** Data for this exercise follows **

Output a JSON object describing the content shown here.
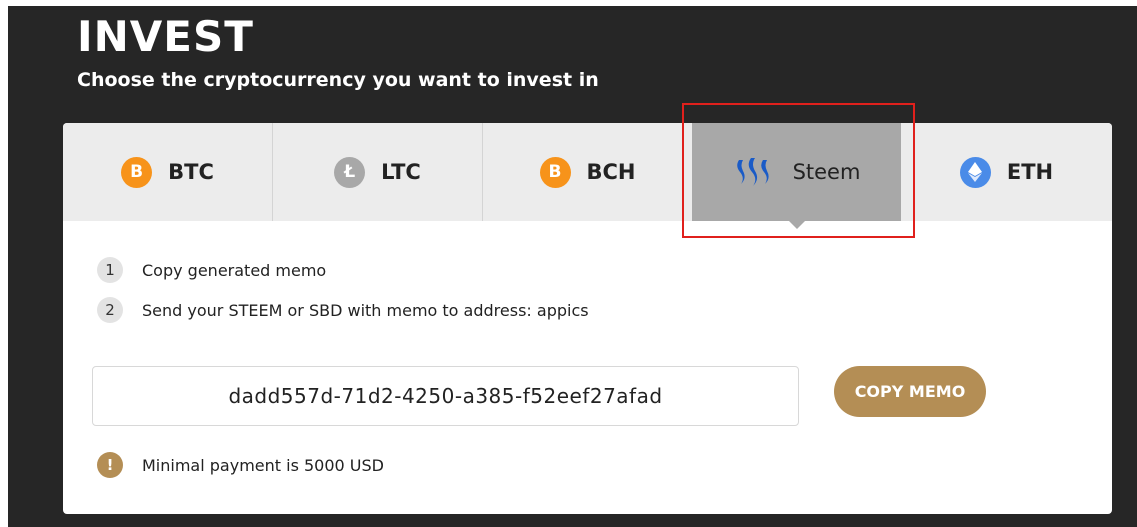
{
  "header": {
    "title": "INVEST",
    "subtitle": "Choose the cryptocurrency you want to invest in"
  },
  "tabs": [
    {
      "label": "BTC",
      "icon": "bitcoin-icon",
      "glyph": "B",
      "color": "#f7931a"
    },
    {
      "label": "LTC",
      "icon": "litecoin-icon",
      "glyph": "Ł",
      "color": "#a8a8a8"
    },
    {
      "label": "BCH",
      "icon": "bitcoin-cash-icon",
      "glyph": "B",
      "color": "#f7931a"
    },
    {
      "label": "Steem",
      "icon": "steem-icon",
      "active": true
    },
    {
      "label": "ETH",
      "icon": "ethereum-icon",
      "color": "#4a8be8"
    }
  ],
  "steps": [
    {
      "number": "1",
      "text": "Copy generated memo"
    },
    {
      "number": "2",
      "text": "Send your STEEM or SBD with memo to address: appics"
    }
  ],
  "memo": {
    "value": "dadd557d-71d2-4250-a385-f52eef27afad",
    "copy_label": "COPY MEMO"
  },
  "warning": {
    "icon": "!",
    "text": "Minimal payment is 5000 USD"
  },
  "colors": {
    "accent": "#b48e55",
    "background_dark": "#262626",
    "tab_active": "#a8a8a8",
    "highlight": "#e0201c"
  }
}
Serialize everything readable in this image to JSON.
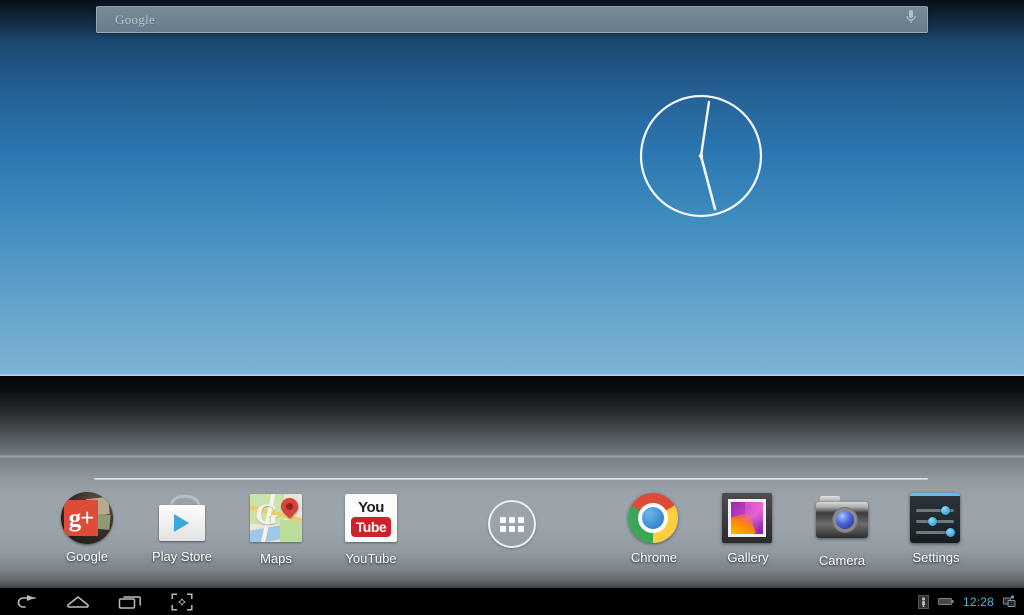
{
  "search_widget": {
    "placeholder": "Google",
    "mic_icon": "microphone-icon"
  },
  "clock_widget": {
    "name": "analog-clock",
    "hour_hand_deg": 8,
    "minute_hand_deg": 168,
    "displayed_time": "12:28"
  },
  "dock": {
    "left_apps": [
      {
        "label": "Google",
        "icon": "google-plus-icon"
      },
      {
        "label": "Play Store",
        "icon": "play-store-icon"
      },
      {
        "label": "Maps",
        "icon": "maps-icon"
      },
      {
        "label": "YouTube",
        "icon": "youtube-icon"
      }
    ],
    "app_drawer": {
      "label": "",
      "icon": "apps-grid-icon"
    },
    "right_apps": [
      {
        "label": "Chrome",
        "icon": "chrome-icon"
      },
      {
        "label": "Gallery",
        "icon": "gallery-icon"
      },
      {
        "label": "Camera",
        "icon": "camera-icon"
      },
      {
        "label": "Settings",
        "icon": "settings-sliders-icon"
      }
    ]
  },
  "system_bar": {
    "nav_buttons": [
      {
        "name": "back-button",
        "icon": "back-arrow-icon"
      },
      {
        "name": "home-button",
        "icon": "home-icon"
      },
      {
        "name": "recents-button",
        "icon": "recent-apps-icon"
      },
      {
        "name": "screenshot-button",
        "icon": "screenshot-icon"
      }
    ],
    "status": {
      "usb_icon": "usb-debug-icon",
      "battery_icon": "battery-icon",
      "time": "12:28",
      "notification_icon": "screenshot-notification-icon"
    }
  },
  "colors": {
    "sky_top": "#12243a",
    "sky_bottom": "#7fb2d2",
    "ground_mid": "#9aa3a9",
    "clock_accent": "#4fb8e0",
    "chrome_red": "#dd4b39",
    "chrome_yellow": "#ffcd40",
    "chrome_green": "#3aa757",
    "chrome_blue": "#1a73c8",
    "youtube_red": "#cc2229",
    "settings_blue": "#4fc3f7"
  }
}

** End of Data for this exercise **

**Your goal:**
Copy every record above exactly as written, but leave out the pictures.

**Your solution:**
Output a JSON object describing the content shown here.
{
  "header": {
    "title": "INVEST",
    "subtitle": "Choose the cryptocurrency you want to invest in"
  },
  "tabs": [
    {
      "label": "BTC",
      "icon": "bitcoin-icon",
      "glyph": "B",
      "color": "#f7931a"
    },
    {
      "label": "LTC",
      "icon": "litecoin-icon",
      "glyph": "Ł",
      "color": "#a8a8a8"
    },
    {
      "label": "BCH",
      "icon": "bitcoin-cash-icon",
      "glyph": "B",
      "color": "#f7931a"
    },
    {
      "label": "Steem",
      "icon": "steem-icon",
      "active": true
    },
    {
      "label": "ETH",
      "icon": "ethereum-icon",
      "color": "#4a8be8"
    }
  ],
  "steps": [
    {
      "number": "1",
      "text": "Copy generated memo"
    },
    {
      "number": "2",
      "text": "Send your STEEM or SBD with memo to address: appics"
    }
  ],
  "memo": {
    "value": "dadd557d-71d2-4250-a385-f52eef27afad",
    "copy_label": "COPY MEMO"
  },
  "warning": {
    "icon": "!",
    "text": "Minimal payment is 5000 USD"
  },
  "colors": {
    "accent": "#b48e55",
    "background_dark": "#262626",
    "tab_active": "#a8a8a8",
    "highlight": "#e0201c"
  }
}
Serialize everything readable in this image to JSON.
{
  "search_widget": {
    "placeholder": "Google",
    "mic_icon": "microphone-icon"
  },
  "clock_widget": {
    "name": "analog-clock",
    "hour_hand_deg": 8,
    "minute_hand_deg": 168,
    "displayed_time": "12:28"
  },
  "dock": {
    "left_apps": [
      {
        "label": "Google",
        "icon": "google-plus-icon"
      },
      {
        "label": "Play Store",
        "icon": "play-store-icon"
      },
      {
        "label": "Maps",
        "icon": "maps-icon"
      },
      {
        "label": "YouTube",
        "icon": "youtube-icon"
      }
    ],
    "app_drawer": {
      "label": "",
      "icon": "apps-grid-icon"
    },
    "right_apps": [
      {
        "label": "Chrome",
        "icon": "chrome-icon"
      },
      {
        "label": "Gallery",
        "icon": "gallery-icon"
      },
      {
        "label": "Camera",
        "icon": "camera-icon"
      },
      {
        "label": "Settings",
        "icon": "settings-sliders-icon"
      }
    ]
  },
  "system_bar": {
    "nav_buttons": [
      {
        "name": "back-button",
        "icon": "back-arrow-icon"
      },
      {
        "name": "home-button",
        "icon": "home-icon"
      },
      {
        "name": "recents-button",
        "icon": "recent-apps-icon"
      },
      {
        "name": "screenshot-button",
        "icon": "screenshot-icon"
      }
    ],
    "status": {
      "usb_icon": "usb-debug-icon",
      "battery_icon": "battery-icon",
      "time": "12:28",
      "notification_icon": "screenshot-notification-icon"
    }
  },
  "colors": {
    "sky_top": "#12243a",
    "sky_bottom": "#7fb2d2",
    "ground_mid": "#9aa3a9",
    "clock_accent": "#4fb8e0",
    "chrome_red": "#dd4b39",
    "chrome_yellow": "#ffcd40",
    "chrome_green": "#3aa757",
    "chrome_blue": "#1a73c8",
    "youtube_red": "#cc2229",
    "settings_blue": "#4fc3f7"
  }
}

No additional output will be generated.